● **REQUIRED ACTION**:
Take from the material every line that contains the word "label".

● **RECORDS SHOWN**:
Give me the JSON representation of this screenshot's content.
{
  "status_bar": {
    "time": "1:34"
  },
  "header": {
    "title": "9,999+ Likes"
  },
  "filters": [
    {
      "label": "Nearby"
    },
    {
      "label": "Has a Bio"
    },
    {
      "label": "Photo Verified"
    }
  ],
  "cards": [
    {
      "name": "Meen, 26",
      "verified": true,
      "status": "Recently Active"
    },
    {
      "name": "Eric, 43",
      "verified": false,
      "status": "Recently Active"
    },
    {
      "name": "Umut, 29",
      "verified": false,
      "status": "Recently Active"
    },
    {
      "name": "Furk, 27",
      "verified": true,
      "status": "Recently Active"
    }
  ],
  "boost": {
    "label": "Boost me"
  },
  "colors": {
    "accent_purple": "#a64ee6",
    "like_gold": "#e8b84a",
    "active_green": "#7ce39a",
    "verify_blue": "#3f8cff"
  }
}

● **THE COMPLETED TASK**:
      "label": "Nearby"
      "label": "Has a Bio"
      "label": "Photo Verified"
    "label": "Boost me"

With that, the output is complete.